Pancreatic Cancer

Pancreatic Cancer

What is pancreatic cancer?

Pancreatic cancer happens when normal cells in the pancreas change into abnormal cells and grow out of control. The pancreas is an organ that makes hormones and juices that help the body break down food.

What are the symptoms of pancreatic cancer?

Symptoms of pancreatic cancer can include:

  • Pain —People can have pain that spreads from their stomach around to their back. The pain can come and go, and it can get worse after eating.
  • Weight loss — People might not feel hungry, or might feel full after eating very little.
  • Diarrhea — Bowel movements can look greasy or float in the toilet bowl.
  • Yellowing of the skin, called jaundice — Both the skin and the white part of the eyes can turn yellow. Jaundice can also cause your bowel movements to look gray instead of brown.

These symptoms can also be caused by conditions that are not pancreatic cancer. But if you have these symptoms, tell your doctor or nurse about them.

What are the symptoms of pancreatic cancer?

Yes. If your doctor suspects you have pancreatic cancer, he or she will order one or more tests. These can include:

  • Blood tests
  • Ultrasound, CT scan, or other imaging tests — These tests create pictures of the inside of the body and can show abnormal growths.
  • Biopsy — A doctor will take a small sample of tissue from the pancreas. Then another doctor will look at the sample under a microscope to check for cancer.

What is cancer staging?

Cancer staging is a way in which doctors find out how far a cancer has spread.
The right treatment for you will depend a lot on the stage of your cancer. Your treatment will also depend on your age and other medical problems.

How is pancreatic cancer treated?

People with pancreatic cancer may be offered one or more of the following treatments:

  • Surgery – Pancreatic cancer can sometimes be treated with surgery to remove the cancer. Before surgery, a doctor might do a procedure called “laparoscopy”. In a laparoscopy, a doctor will make small cuts in the belly. He or she will put a thin tube with a camera on it inside the belly to check the size and location of the cancer.
  • Chemotherapy – Chemotherapy is the term doctors use to describe a group of medicines that kill cancer cells.
  • Radiation therapy – Radiation kills cancer cells.

Pancreatic cancer can sometimes be cured with treatment. This is most likely in people whose cancer is found at an early stage. Even if your pancreatic cancer cannot be cured, your doctor can treat your symptoms. For example, he or she can prescribe medicine to reduce your pain.

What happens after treatment?

Following treatment, you will be checked every so often to see if the cancer comes back. Follow up tests usually include exams, blood tests, and imaging tests. If the cancer comes back after treatment, you might have chemotherapy or radiation therapy. You might also get pain medicine or other treatments to help with pain.

What else should I do?

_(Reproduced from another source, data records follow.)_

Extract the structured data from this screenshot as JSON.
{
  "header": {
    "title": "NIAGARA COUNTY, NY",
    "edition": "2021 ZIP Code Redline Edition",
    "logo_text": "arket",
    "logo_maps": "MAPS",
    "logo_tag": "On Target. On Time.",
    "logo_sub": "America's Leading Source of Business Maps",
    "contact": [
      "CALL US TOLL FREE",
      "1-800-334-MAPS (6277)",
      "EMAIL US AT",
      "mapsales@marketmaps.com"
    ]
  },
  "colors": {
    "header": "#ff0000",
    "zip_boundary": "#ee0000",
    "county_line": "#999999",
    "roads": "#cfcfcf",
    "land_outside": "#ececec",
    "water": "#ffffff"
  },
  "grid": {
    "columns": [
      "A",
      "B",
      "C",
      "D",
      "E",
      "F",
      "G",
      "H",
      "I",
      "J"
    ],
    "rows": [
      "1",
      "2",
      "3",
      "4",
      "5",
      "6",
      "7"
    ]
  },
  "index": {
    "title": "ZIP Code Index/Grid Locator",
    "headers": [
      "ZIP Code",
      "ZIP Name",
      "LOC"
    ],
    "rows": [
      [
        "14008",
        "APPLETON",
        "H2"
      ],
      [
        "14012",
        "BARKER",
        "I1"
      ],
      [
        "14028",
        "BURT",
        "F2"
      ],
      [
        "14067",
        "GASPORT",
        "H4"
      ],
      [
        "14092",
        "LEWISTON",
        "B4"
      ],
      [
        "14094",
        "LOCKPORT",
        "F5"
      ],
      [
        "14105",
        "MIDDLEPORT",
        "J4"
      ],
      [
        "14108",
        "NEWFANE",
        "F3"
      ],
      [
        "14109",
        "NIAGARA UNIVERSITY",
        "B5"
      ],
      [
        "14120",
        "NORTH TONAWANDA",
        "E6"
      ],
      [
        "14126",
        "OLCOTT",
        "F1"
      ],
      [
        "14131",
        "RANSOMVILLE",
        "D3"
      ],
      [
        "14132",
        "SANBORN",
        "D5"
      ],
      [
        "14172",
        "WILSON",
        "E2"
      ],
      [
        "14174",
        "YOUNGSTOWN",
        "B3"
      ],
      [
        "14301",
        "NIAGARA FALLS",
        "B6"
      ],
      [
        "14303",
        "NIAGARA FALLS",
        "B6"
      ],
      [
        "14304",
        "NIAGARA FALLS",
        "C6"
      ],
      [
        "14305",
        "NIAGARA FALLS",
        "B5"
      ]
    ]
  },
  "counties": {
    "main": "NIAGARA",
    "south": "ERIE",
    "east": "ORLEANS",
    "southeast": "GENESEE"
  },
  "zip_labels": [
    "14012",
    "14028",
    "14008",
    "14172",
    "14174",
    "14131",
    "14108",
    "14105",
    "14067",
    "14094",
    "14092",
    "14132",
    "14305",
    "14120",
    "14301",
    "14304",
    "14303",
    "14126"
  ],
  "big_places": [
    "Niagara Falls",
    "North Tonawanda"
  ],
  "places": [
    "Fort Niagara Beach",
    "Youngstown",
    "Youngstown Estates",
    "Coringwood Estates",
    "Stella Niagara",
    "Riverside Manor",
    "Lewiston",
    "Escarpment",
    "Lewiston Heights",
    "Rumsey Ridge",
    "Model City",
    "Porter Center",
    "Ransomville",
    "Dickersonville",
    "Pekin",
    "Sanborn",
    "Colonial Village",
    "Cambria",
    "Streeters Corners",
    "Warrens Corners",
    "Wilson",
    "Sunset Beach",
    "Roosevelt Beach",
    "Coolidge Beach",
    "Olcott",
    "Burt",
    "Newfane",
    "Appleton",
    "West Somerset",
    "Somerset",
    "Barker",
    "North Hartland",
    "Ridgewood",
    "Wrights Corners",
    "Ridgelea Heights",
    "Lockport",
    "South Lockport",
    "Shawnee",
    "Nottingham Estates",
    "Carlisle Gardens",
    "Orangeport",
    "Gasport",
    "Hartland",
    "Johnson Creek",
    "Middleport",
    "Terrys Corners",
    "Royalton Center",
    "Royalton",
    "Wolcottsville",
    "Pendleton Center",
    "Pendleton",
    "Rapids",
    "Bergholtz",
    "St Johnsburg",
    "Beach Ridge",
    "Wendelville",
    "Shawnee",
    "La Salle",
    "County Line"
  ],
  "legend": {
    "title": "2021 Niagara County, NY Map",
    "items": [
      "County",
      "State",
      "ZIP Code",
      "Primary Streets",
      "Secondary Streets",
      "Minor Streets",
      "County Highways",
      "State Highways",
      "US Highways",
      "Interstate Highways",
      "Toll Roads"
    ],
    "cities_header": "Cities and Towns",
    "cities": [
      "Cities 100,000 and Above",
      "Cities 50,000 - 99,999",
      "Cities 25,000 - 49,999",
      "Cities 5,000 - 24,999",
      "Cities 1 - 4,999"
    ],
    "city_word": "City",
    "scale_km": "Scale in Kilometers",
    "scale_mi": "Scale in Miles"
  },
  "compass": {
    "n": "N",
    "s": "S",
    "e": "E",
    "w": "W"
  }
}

It is important to follow all your doctors’ instructions about visits and tests. It’s also important to talk to your doctor about any side effects or problems you have during treatment.

Getting treated for pancreatic cancer involves making many choices, such as which treatment to have.

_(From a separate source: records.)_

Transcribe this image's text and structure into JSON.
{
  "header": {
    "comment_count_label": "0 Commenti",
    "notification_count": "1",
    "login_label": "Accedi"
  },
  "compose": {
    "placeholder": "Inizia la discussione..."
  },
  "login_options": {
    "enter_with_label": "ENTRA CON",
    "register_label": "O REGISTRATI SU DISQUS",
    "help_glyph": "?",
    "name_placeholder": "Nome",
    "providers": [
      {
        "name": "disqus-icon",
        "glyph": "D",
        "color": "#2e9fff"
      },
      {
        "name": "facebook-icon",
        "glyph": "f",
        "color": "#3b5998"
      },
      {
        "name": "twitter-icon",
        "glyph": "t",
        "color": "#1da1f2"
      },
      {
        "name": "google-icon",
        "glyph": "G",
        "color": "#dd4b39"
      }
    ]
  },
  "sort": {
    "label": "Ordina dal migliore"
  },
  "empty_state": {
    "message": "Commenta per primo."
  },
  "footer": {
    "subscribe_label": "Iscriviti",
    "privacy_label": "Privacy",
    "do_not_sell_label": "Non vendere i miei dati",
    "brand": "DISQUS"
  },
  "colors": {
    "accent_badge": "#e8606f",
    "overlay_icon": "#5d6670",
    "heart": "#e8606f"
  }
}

Always let your doctors and nurses know how you feel about a treatment. Any time you are offered a treatment, ask:

  • What are the benefits of this treatment? Is it likely to help me live longer? Will it reduce or prevent symptoms?
  • What are the downsides to this treatment?
  • Are there other options besides this treatment?
  • What happens if I do not have this treatment?